### HOW TO COMPLETE THIS TASK
Your copy of the data should match it exactly, leaving out only the pictures.

(Items from a data source)
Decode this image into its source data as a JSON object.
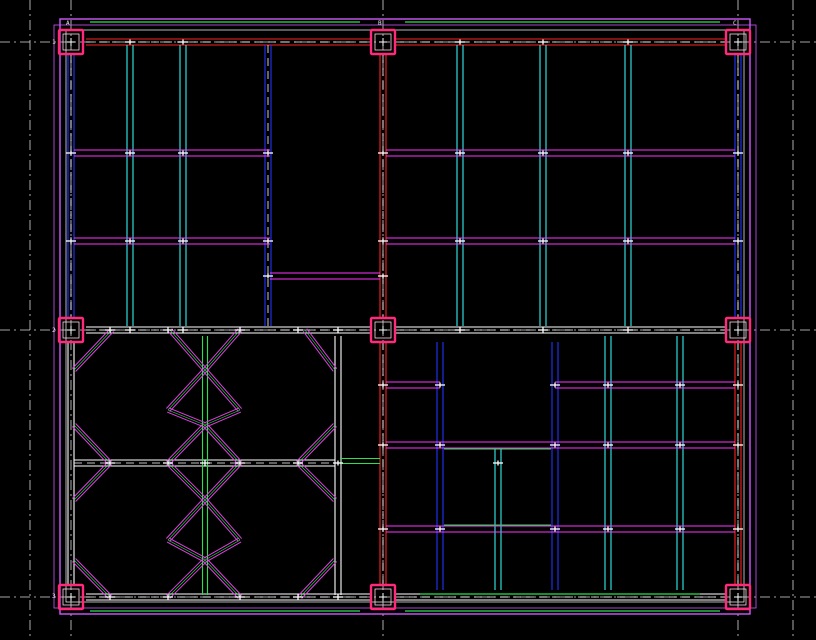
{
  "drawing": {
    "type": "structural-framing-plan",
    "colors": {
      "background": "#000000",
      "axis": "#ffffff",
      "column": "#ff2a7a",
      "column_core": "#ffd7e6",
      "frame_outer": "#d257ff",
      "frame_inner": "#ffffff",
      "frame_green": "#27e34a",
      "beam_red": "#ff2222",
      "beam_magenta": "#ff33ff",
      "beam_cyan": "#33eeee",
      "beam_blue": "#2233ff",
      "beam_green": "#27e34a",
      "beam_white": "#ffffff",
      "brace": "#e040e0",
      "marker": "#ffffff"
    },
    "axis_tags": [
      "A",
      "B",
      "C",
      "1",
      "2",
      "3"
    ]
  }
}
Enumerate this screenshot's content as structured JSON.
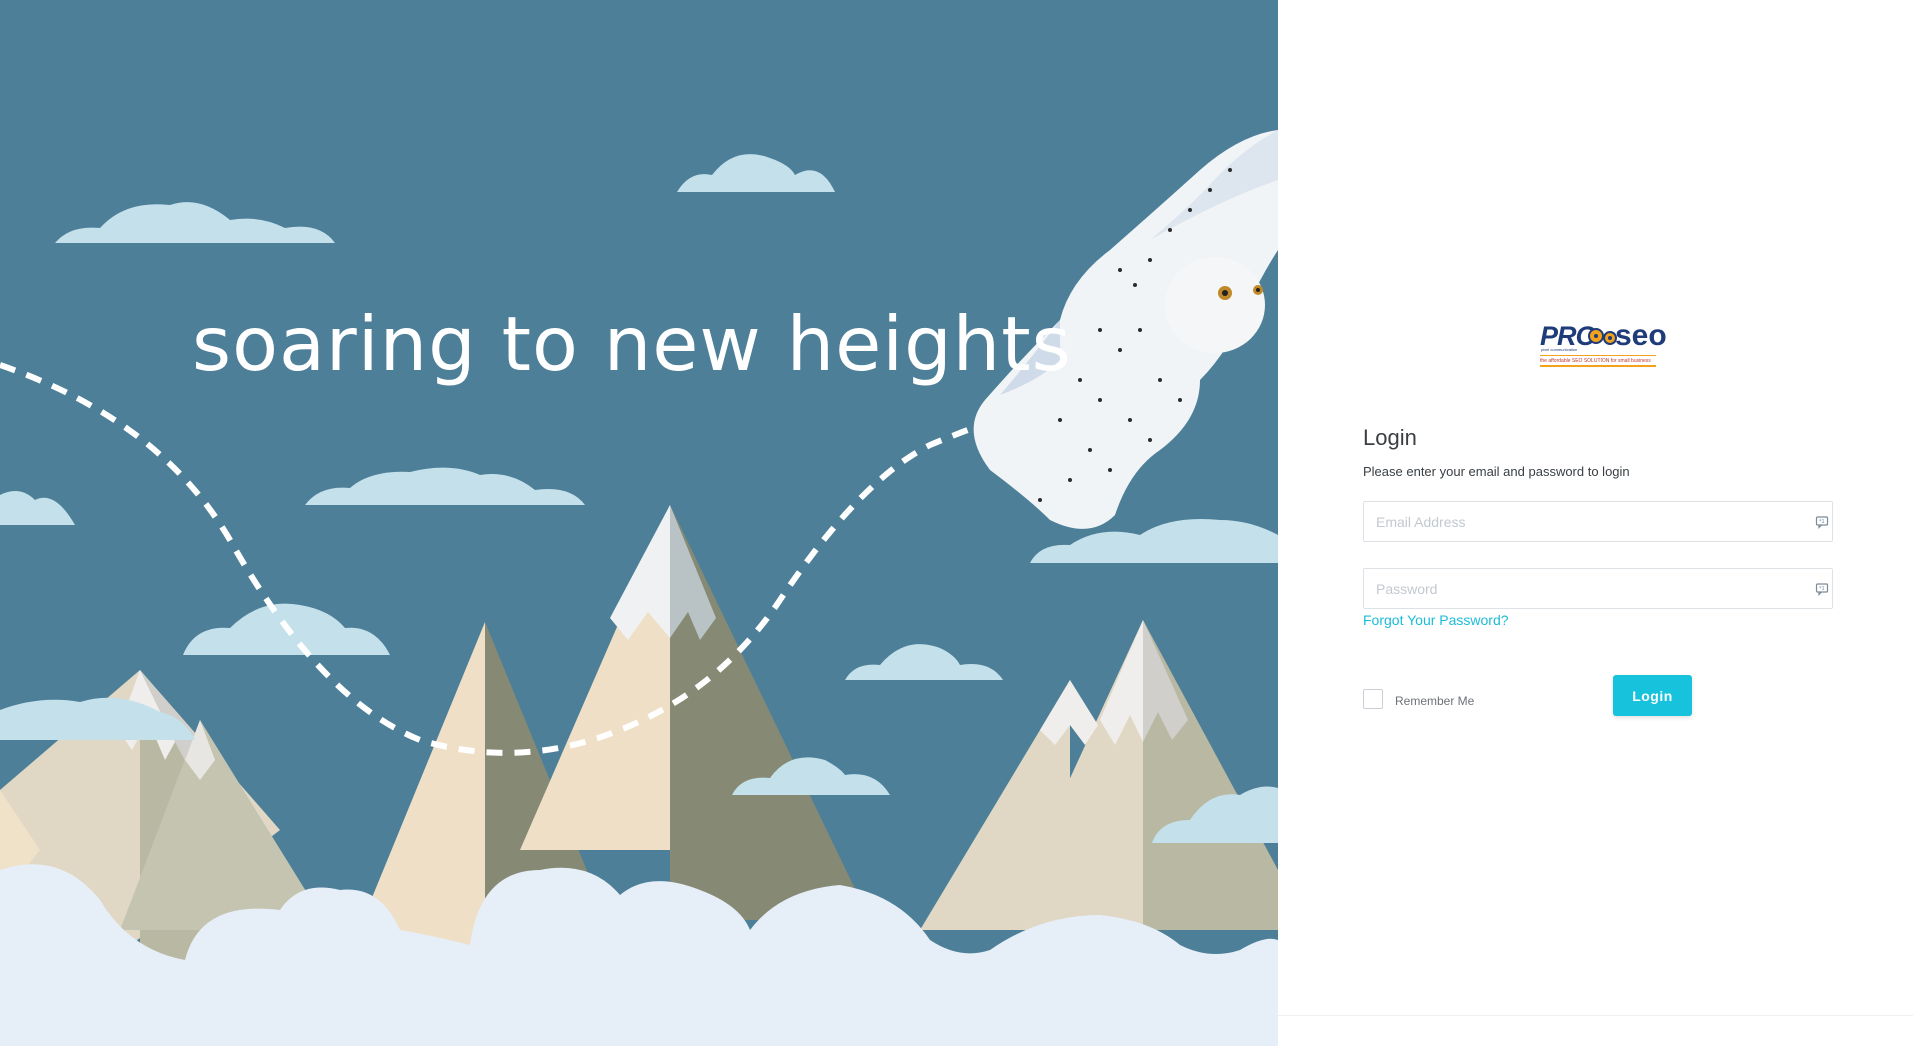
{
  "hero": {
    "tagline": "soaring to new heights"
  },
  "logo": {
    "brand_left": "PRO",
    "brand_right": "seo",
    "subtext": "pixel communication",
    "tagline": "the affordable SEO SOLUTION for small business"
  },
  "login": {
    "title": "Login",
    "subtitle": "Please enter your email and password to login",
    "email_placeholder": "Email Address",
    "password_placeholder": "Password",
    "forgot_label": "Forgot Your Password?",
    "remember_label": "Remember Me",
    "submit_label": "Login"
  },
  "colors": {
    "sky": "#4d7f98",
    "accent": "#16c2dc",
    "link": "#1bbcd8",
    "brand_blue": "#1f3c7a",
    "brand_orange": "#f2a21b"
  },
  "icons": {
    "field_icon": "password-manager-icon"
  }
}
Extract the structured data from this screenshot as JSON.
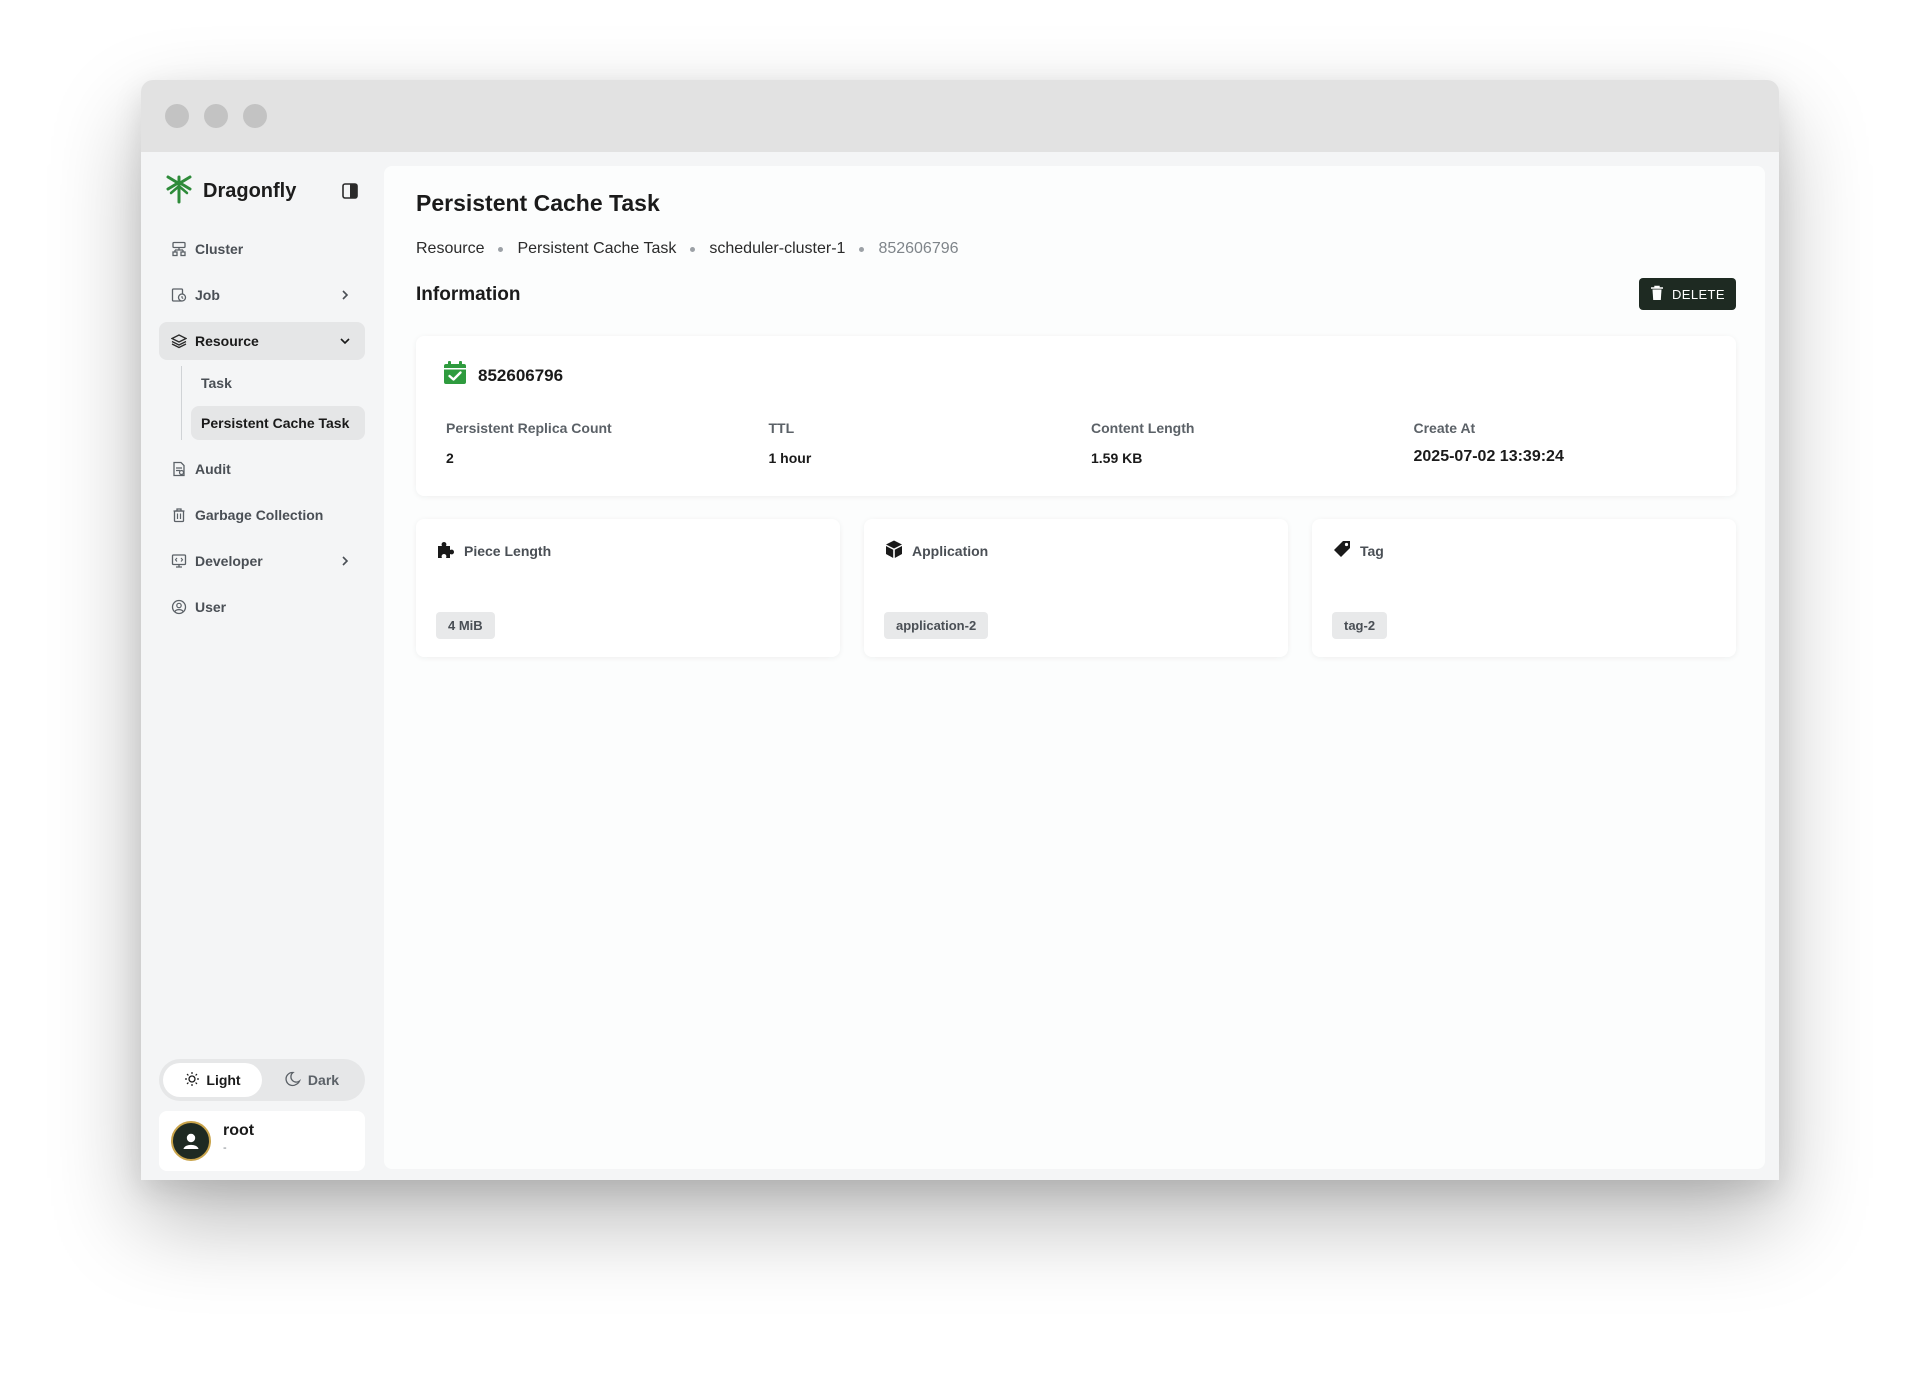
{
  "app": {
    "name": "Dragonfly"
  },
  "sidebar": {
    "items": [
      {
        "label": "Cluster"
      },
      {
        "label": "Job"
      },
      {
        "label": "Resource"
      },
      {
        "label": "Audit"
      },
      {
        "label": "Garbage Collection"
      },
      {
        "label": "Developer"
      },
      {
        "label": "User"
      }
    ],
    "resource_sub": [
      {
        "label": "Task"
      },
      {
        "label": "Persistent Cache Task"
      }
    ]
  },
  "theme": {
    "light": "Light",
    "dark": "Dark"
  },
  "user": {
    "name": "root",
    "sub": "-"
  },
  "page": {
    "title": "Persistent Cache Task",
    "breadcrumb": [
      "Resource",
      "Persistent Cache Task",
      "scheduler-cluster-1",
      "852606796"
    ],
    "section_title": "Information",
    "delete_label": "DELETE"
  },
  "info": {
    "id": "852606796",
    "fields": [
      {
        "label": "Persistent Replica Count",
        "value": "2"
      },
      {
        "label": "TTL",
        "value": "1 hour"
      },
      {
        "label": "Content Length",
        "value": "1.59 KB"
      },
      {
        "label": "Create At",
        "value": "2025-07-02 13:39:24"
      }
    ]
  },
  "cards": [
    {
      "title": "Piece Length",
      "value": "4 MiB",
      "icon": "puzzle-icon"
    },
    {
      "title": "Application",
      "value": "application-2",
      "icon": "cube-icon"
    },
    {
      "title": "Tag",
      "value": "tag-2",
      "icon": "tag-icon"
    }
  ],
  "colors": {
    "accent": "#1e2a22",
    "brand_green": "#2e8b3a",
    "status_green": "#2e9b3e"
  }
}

### ANSWER
Decode this image into its source data as a JSON object.
{
  "drawing": {
    "type": "structural-framing-plan",
    "colors": {
      "background": "#000000",
      "axis": "#ffffff",
      "column": "#ff2a7a",
      "column_core": "#ffd7e6",
      "frame_outer": "#d257ff",
      "frame_inner": "#ffffff",
      "frame_green": "#27e34a",
      "beam_red": "#ff2222",
      "beam_magenta": "#ff33ff",
      "beam_cyan": "#33eeee",
      "beam_blue": "#2233ff",
      "beam_green": "#27e34a",
      "beam_white": "#ffffff",
      "brace": "#e040e0",
      "marker": "#ffffff"
    },
    "axis_tags": [
      "A",
      "B",
      "C",
      "1",
      "2",
      "3"
    ]
  }
}
Enumerate this screenshot's content as structured JSON.
{
  "hero": {
    "tagline": "soaring to new heights"
  },
  "logo": {
    "brand_left": "PRO",
    "brand_right": "seo",
    "subtext": "pixel communication",
    "tagline": "the affordable SEO SOLUTION for small business"
  },
  "login": {
    "title": "Login",
    "subtitle": "Please enter your email and password to login",
    "email_placeholder": "Email Address",
    "password_placeholder": "Password",
    "forgot_label": "Forgot Your Password?",
    "remember_label": "Remember Me",
    "submit_label": "Login"
  },
  "colors": {
    "sky": "#4d7f98",
    "accent": "#16c2dc",
    "link": "#1bbcd8",
    "brand_blue": "#1f3c7a",
    "brand_orange": "#f2a21b"
  },
  "icons": {
    "field_icon": "password-manager-icon"
  }
}
Extract the structured data from this screenshot as JSON.
{
  "app": {
    "name": "Dragonfly"
  },
  "sidebar": {
    "items": [
      {
        "label": "Cluster"
      },
      {
        "label": "Job"
      },
      {
        "label": "Resource"
      },
      {
        "label": "Audit"
      },
      {
        "label": "Garbage Collection"
      },
      {
        "label": "Developer"
      },
      {
        "label": "User"
      }
    ],
    "resource_sub": [
      {
        "label": "Task"
      },
      {
        "label": "Persistent Cache Task"
      }
    ]
  },
  "theme": {
    "light": "Light",
    "dark": "Dark"
  },
  "user": {
    "name": "root",
    "sub": "-"
  },
  "page": {
    "title": "Persistent Cache Task",
    "breadcrumb": [
      "Resource",
      "Persistent Cache Task",
      "scheduler-cluster-1",
      "852606796"
    ],
    "section_title": "Information",
    "delete_label": "DELETE"
  },
  "info": {
    "id": "852606796",
    "fields": [
      {
        "label": "Persistent Replica Count",
        "value": "2"
      },
      {
        "label": "TTL",
        "value": "1 hour"
      },
      {
        "label": "Content Length",
        "value": "1.59 KB"
      },
      {
        "label": "Create At",
        "value": "2025-07-02 13:39:24"
      }
    ]
  },
  "cards": [
    {
      "title": "Piece Length",
      "value": "4 MiB",
      "icon": "puzzle-icon"
    },
    {
      "title": "Application",
      "value": "application-2",
      "icon": "cube-icon"
    },
    {
      "title": "Tag",
      "value": "tag-2",
      "icon": "tag-icon"
    }
  ],
  "colors": {
    "accent": "#1e2a22",
    "brand_green": "#2e8b3a",
    "status_green": "#2e9b3e"
  }
}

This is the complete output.